4Teun Mulder (Netherlands)
5François Pervis (France)
6Sam Webster (New Zealand)
Swipe to scroll horizontally
Men's Keirin - Final 7­-12
7Matthew Crampton (Great Britain)
8Michael Seidenbecher (Germany)
9Simon Van Velthooven (New Zealand)
10Shane Perkins (Australia)
11Jason Niblett (Australia)
DSQKota Asai (Japan)
Swipe to scroll horizontally
Men's Keirin Round 2Heat 1
1Chris Hoy (Great Britain)
2Azizulhasni Awang (Malaysia)
3Sam Webster (New Zealand)
4Shane Perkins (Australia)
5Michael Seidenbecher (Germany)
6Kota Asai (Japan)
Swipe to scroll horizontally
Heat 2
1Maximilian Levy (Germany)
2Teun Mulder (Netherlands)
3François Pervis (France)
4Simon Van Velthooven (New Zealand)
5Jason Niblett (Australia)
6Matthew Crampton (Great Britain)


Thank you for reading 5 articles in the past 30 days*

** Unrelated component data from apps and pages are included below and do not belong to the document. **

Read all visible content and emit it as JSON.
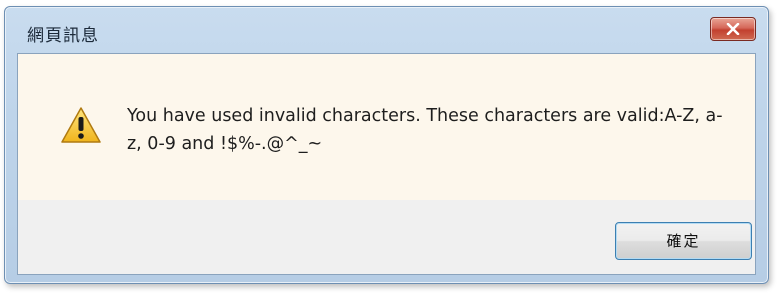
{
  "window": {
    "title": "網頁訊息",
    "close_icon": "close-icon"
  },
  "message": {
    "icon": "warning-icon",
    "text": "You have used invalid characters. These characters are valid:A-Z, a-z, 0-9 and !$%-.@^_~"
  },
  "buttons": {
    "ok_label": "確定"
  },
  "colors": {
    "message_background": "#fdf7ec",
    "close_button": "#c2402f",
    "warning_yellow": "#f2c230"
  }
}
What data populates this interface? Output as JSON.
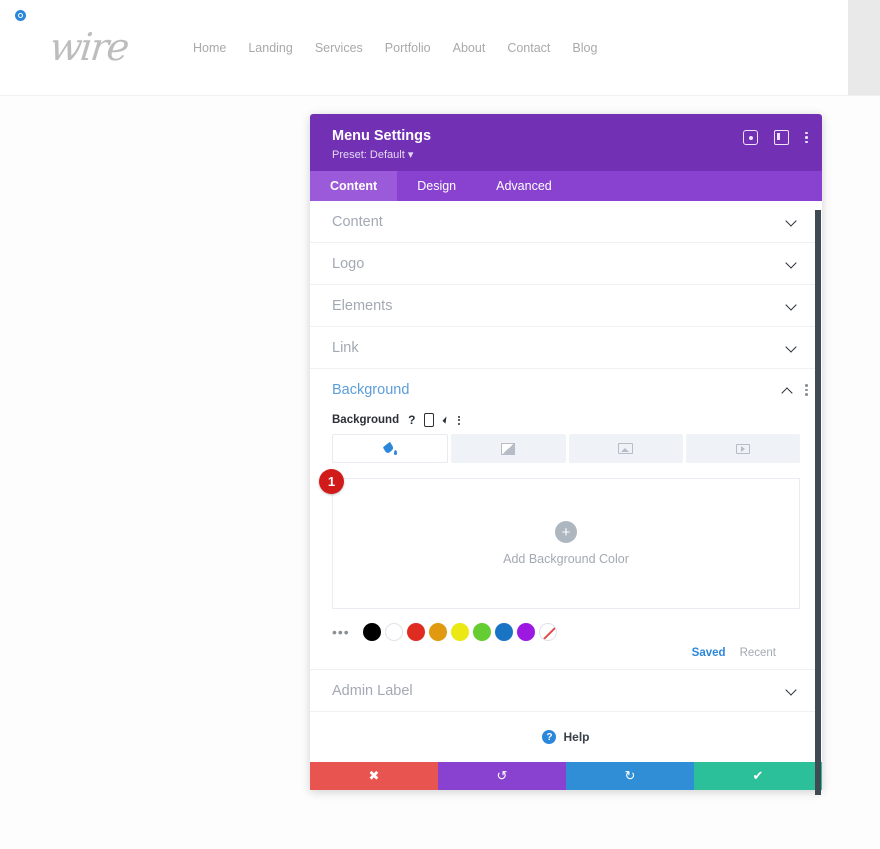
{
  "site": {
    "brand_logo_text": "wire",
    "divi_icon": "divi-circle-icon",
    "nav": [
      {
        "label": "Home"
      },
      {
        "label": "Landing"
      },
      {
        "label": "Services"
      },
      {
        "label": "Portfolio"
      },
      {
        "label": "About"
      },
      {
        "label": "Contact"
      },
      {
        "label": "Blog"
      }
    ]
  },
  "modal": {
    "title": "Menu Settings",
    "preset": "Preset: Default",
    "preset_caret": "▾",
    "header_icons": [
      {
        "name": "focus-icon"
      },
      {
        "name": "panel-toggle-icon"
      },
      {
        "name": "more-options-icon"
      }
    ],
    "tabs": [
      {
        "label": "Content",
        "active": true
      },
      {
        "label": "Design",
        "active": false
      },
      {
        "label": "Advanced",
        "active": false
      }
    ],
    "sections": [
      {
        "label": "Content",
        "open": false
      },
      {
        "label": "Logo",
        "open": false
      },
      {
        "label": "Elements",
        "open": false
      },
      {
        "label": "Link",
        "open": false
      }
    ],
    "background_section": {
      "title": "Background",
      "field_label": "Background",
      "field_icons": [
        "help-icon",
        "responsive-icon",
        "hover-icon",
        "options-icon"
      ],
      "type_tabs": [
        {
          "name": "background-color-tab",
          "active": true
        },
        {
          "name": "background-gradient-tab",
          "active": false
        },
        {
          "name": "background-image-tab",
          "active": false
        },
        {
          "name": "background-video-tab",
          "active": false
        }
      ],
      "dropzone": {
        "plus": "+",
        "label": "Add Background Color"
      },
      "annotation_badge": "1",
      "swatches_more": "•••",
      "swatches": [
        {
          "name": "swatch-black",
          "color": "#000000"
        },
        {
          "name": "swatch-white",
          "color": "#ffffff"
        },
        {
          "name": "swatch-red",
          "color": "#e02b20"
        },
        {
          "name": "swatch-orange",
          "color": "#e09a12"
        },
        {
          "name": "swatch-yellow",
          "color": "#ece813"
        },
        {
          "name": "swatch-green",
          "color": "#66cc33"
        },
        {
          "name": "swatch-blue",
          "color": "#1a74c4"
        },
        {
          "name": "swatch-purple",
          "color": "#9b19e0"
        },
        {
          "name": "swatch-transparent",
          "color": "transparent"
        }
      ],
      "saved_label": "Saved",
      "recent_label": "Recent"
    },
    "admin_label_section": {
      "label": "Admin Label"
    },
    "help": {
      "icon": "?",
      "label": "Help"
    },
    "actions": [
      {
        "name": "cancel-button",
        "glyph": "✖",
        "color": "#e8544f"
      },
      {
        "name": "undo-button",
        "glyph": "↺",
        "color": "#8842cf"
      },
      {
        "name": "redo-button",
        "glyph": "↻",
        "color": "#2f8ed6"
      },
      {
        "name": "save-button",
        "glyph": "✔",
        "color": "#2bbf9a"
      }
    ]
  }
}
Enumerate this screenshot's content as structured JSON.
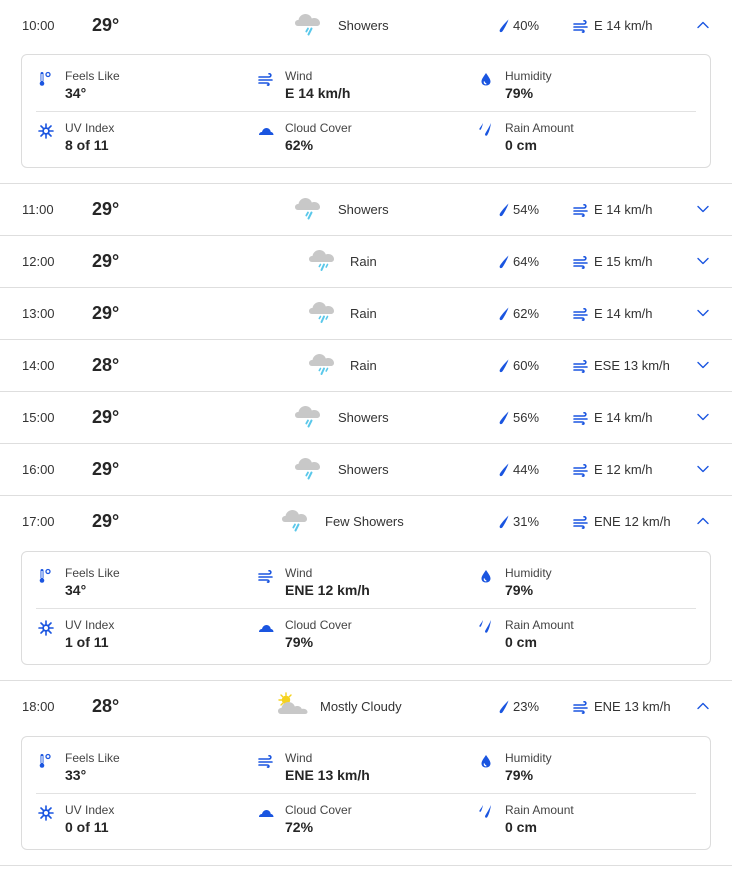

Join now for unlimited access

Enjoy your first month for just £1 / $1 / €1

*Read any 5 articles for free in each 30-day period, this automatically resets

After your trial you will be billed £4.99 $7.99 €5.99 per month, cancel anytime. Or sign up for one year for just £49 $79 €59

Join now for unlimited access

Try your first month for just £1 / $1 / €1